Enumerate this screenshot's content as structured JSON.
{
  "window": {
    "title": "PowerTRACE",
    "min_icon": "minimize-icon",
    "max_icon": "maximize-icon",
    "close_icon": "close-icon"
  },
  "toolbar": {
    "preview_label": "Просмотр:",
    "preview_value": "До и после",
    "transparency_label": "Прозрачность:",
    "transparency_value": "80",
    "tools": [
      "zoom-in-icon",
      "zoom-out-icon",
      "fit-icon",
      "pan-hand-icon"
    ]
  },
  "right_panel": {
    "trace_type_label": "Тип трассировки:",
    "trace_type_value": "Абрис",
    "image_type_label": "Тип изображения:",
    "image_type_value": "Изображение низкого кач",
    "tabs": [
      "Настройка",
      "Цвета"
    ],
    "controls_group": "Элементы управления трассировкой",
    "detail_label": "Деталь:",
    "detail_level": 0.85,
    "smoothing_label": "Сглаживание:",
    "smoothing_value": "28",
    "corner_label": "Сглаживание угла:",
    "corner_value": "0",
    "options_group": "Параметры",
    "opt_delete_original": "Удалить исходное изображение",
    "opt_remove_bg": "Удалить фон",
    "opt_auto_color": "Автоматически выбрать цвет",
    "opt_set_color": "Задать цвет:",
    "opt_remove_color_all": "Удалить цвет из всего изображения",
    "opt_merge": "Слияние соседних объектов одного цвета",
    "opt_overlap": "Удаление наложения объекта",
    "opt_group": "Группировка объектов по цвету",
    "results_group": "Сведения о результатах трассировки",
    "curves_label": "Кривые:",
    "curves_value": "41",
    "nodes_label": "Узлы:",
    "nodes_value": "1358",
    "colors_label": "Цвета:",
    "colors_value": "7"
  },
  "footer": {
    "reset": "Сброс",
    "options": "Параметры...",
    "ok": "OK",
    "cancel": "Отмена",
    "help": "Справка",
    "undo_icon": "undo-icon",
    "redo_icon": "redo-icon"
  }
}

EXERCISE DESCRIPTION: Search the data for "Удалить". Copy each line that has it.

SOLUTION:
    "opt_delete_original": "Удалить исходное изображение",
    "opt_remove_bg": "Удалить фон",
    "opt_remove_color_all": "Удалить цвет из всего изображения",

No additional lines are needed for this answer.